Les Simmons says he walked into Sacramento City Hall Monday night, looking to help.
Out of 58 people nominated, he was one of 11 selected to serve on the city’s new commission meant to mend divisions between Sacramento police officers and the communities they serve.
“There are some real hurts. Some real moments that need to be acknowledged, and some healing that needs to happen,” Simmons said.
When he walked out of City Hall, Simmons was the new chairman of that commission, voted in by the other board members.
The Community Police Commission is comprised of a group of citizens, empowered to examine and critique the Sacramento Police Department’s efforts to work within communities of color.
“That’s the mission. That’s what our assignment is. So we’ll definitely be listening to what our community is saying and then working to create a solution with them to build this trust,” Simmons said.
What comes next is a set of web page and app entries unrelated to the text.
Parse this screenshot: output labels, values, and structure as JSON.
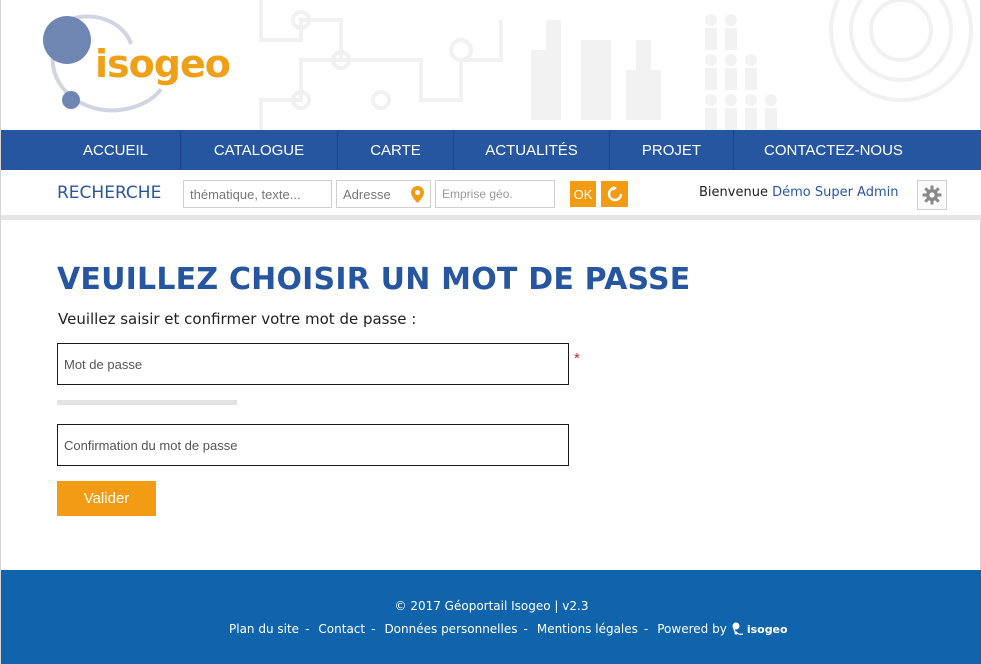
{
  "brand": {
    "logo_text": "isogeo"
  },
  "nav": {
    "items": [
      {
        "label": "ACCUEIL",
        "width": 130
      },
      {
        "label": "CATALOGUE",
        "width": 157
      },
      {
        "label": "CARTE",
        "width": 116
      },
      {
        "label": "ACTUALITÉS",
        "width": 156
      },
      {
        "label": "PROJET",
        "width": 124
      },
      {
        "label": "CONTACTEZ-NOUS",
        "width": 199
      }
    ]
  },
  "search": {
    "label": "RECHERCHE",
    "thematic_placeholder": "thématique, texte...",
    "address_placeholder": "Adresse",
    "extent_placeholder": "Emprise géo.",
    "ok_label": "OK",
    "welcome_text": "Bienvenue",
    "user_name": "Démo Super Admin"
  },
  "main": {
    "title": "VEUILLEZ CHOISIR UN MOT DE PASSE",
    "subtitle": "Veuillez saisir et confirmer votre mot de passe :",
    "password_placeholder": "Mot de passe",
    "confirm_placeholder": "Confirmation du mot de passe",
    "required_mark": "*",
    "password_strength": 0,
    "submit_label": "Valider"
  },
  "footer": {
    "copyright": "© 2017 Géoportail Isogeo | v2.3",
    "links": [
      "Plan du site",
      "Contact",
      "Données personnelles",
      "Mentions légales"
    ],
    "separator": "-",
    "powered_by": "Powered by",
    "powered_logo_text": "isogeo"
  },
  "colors": {
    "nav_bg": "#2756a0",
    "accent_orange": "#f39b12",
    "title_blue": "#2756a0",
    "footer_bg": "#0f64ab",
    "required_red": "#d9262c"
  },
  "icons": [
    "location-pin-icon",
    "reset-icon",
    "gear-icon",
    "isogeo-logo-icon"
  ]
}
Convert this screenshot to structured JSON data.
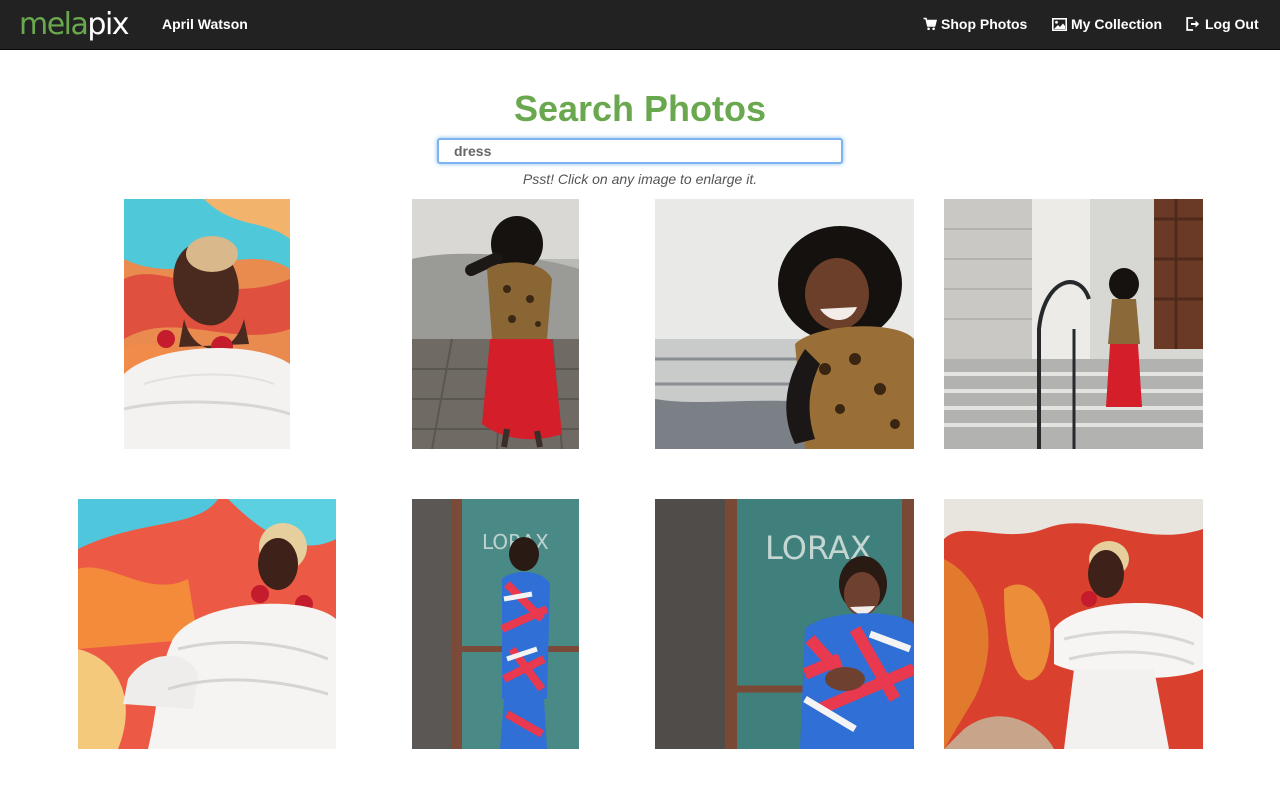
{
  "navbar": {
    "logo_part1": "mela",
    "logo_part2": "pix",
    "username": "April Watson",
    "links": [
      {
        "label": "Shop Photos",
        "icon": "cart-icon"
      },
      {
        "label": "My Collection",
        "icon": "picture-icon"
      },
      {
        "label": "Log Out",
        "icon": "log-out-icon"
      }
    ]
  },
  "search": {
    "title": "Search Photos",
    "query": "dress",
    "hint": "Psst! Click on any image to enlarge it."
  },
  "photos": [
    {
      "subject": "woman-white-dress-red-earrings-mural"
    },
    {
      "subject": "girl-leopard-vest-red-skirt-twirling"
    },
    {
      "subject": "girl-leopard-vest-smiling"
    },
    {
      "subject": "girl-on-stone-steps-railing"
    },
    {
      "subject": "woman-white-ruffle-dress-mural"
    },
    {
      "subject": "woman-geometric-print-dress-teal-door"
    },
    {
      "subject": "woman-geometric-print-dress-laughing"
    },
    {
      "subject": "woman-white-dress-red-mural"
    }
  ],
  "colors": {
    "navbar_bg": "#222222",
    "brand_green": "#6aa84f",
    "focus_blue": "#66afe9"
  }
}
Sacramento Police Chief Sam Somers was unable to make the first meeting of the commission but sent word that he would attend the January meeting. And he sent Deputy Chief Ken Bernard in his stead.
“I can tell you this is an extraordinary, professional department, and we welcome it,” Bernard said of the commission’s goal.
For more than a decade, the city of Sacramento had a commission on racial profiling. But the city leaders say very few people were showing up for it anymore because of its limited scope; that it was tasked with only looking at traffic stops.
“We had a racial profiling commission that had become stale, and it was very polarizing with the community,” Bernard said.
Both police and the board members say this new commission will be taking an internal look at police procedure but will also be reaching out externally to disaffected citizens of Sacramento and trying to bring them back into the fold.